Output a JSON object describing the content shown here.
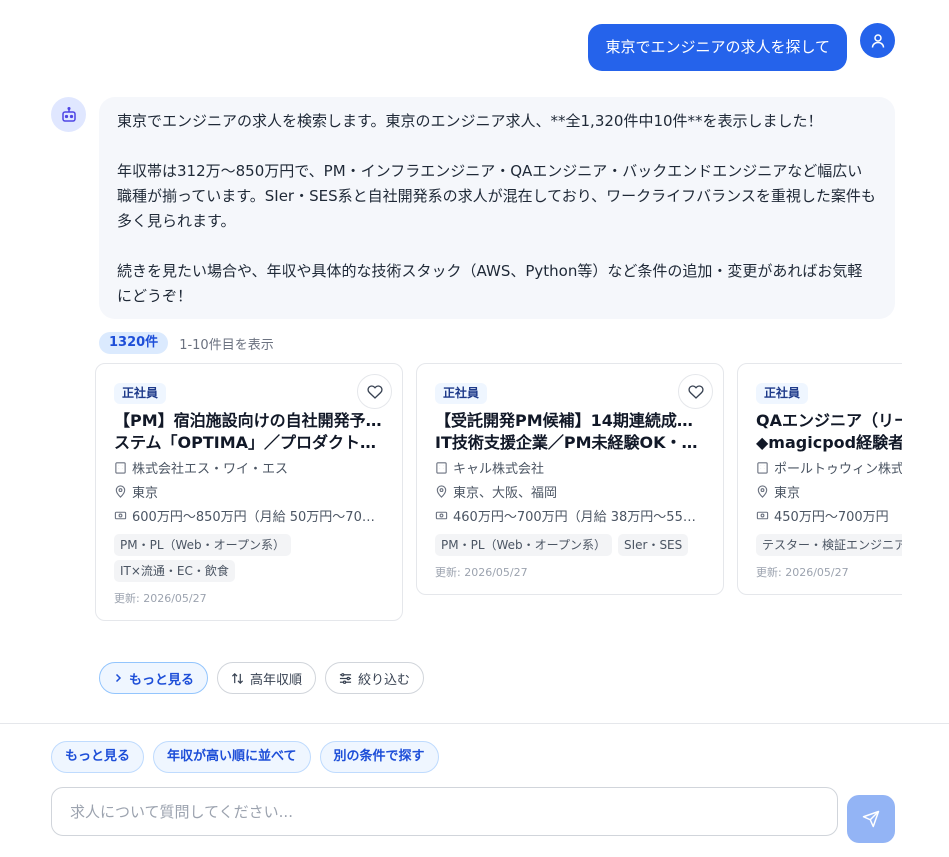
{
  "user_message": "東京でエンジニアの求人を探して",
  "bot_message": {
    "p1": "東京でエンジニアの求人を検索します。東京のエンジニア求人、**全1,320件中10件**を表示しました！",
    "p2": "年収帯は312万〜850万円で、PM・インフラエンジニア・QAエンジニア・バックエンドエンジニアなど幅広い職種が揃っています。SIer・SES系と自社開発系の求人が混在しており、ワークライフバランスを重視した案件も多く見られます。",
    "p3": "続きを見たい場合や、年収や具体的な技術スタック（AWS、Python等）など条件の追加・変更があればお気軽にどうぞ！"
  },
  "results": {
    "count_badge": "1320件",
    "range_text": "1-10件目を表示"
  },
  "cards": [
    {
      "tag": "正社員",
      "title_line1": "【PM】宿泊施設向けの自社開発予約シ",
      "title_line2": "ステム「OPTIMA」／プロダクトを…",
      "company": "株式会社エス・ワイ・エス",
      "location": "東京",
      "salary": "600万円〜850万円（月給 50万円〜70…",
      "chips": [
        "PM・PL（Web・オープン系）",
        "IT×流通・EC・飲食"
      ],
      "updated": "更新: 2026/05/27"
    },
    {
      "tag": "正社員",
      "title_line1": "【受託開発PM候補】14期連続成長の",
      "title_line2": "IT技術支援企業／PM未経験OK・残…",
      "company": "キャル株式会社",
      "location": "東京、大阪、福岡",
      "salary": "460万円〜700万円（月給 38万円〜55…",
      "chips": [
        "PM・PL（Web・オープン系）",
        "SIer・SES"
      ],
      "updated": "更新: 2026/05/27"
    },
    {
      "tag": "正社員",
      "title_line1": "QAエンジニア（リー",
      "title_line2": "◆magicpod経験者大",
      "company": "ポールトゥウィン株式",
      "location": "東京",
      "salary": "450万円〜700万円",
      "chips": [
        "テスター・検証エンジニア"
      ],
      "updated": "更新: 2026/05/27"
    }
  ],
  "actions": {
    "more": "もっと見る",
    "sort": "高年収順",
    "filter": "絞り込む"
  },
  "suggestions": [
    "もっと見る",
    "年収が高い順に並べて",
    "別の条件で探す"
  ],
  "input": {
    "placeholder": "求人について質問してください..."
  },
  "colors": {
    "accent": "#2563eb",
    "send_button": "#93b4f5",
    "bot_bubble": "#f5f7fb"
  }
}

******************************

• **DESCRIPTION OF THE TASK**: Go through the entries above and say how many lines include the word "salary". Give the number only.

• **EXERCISE SOLUTION**: 3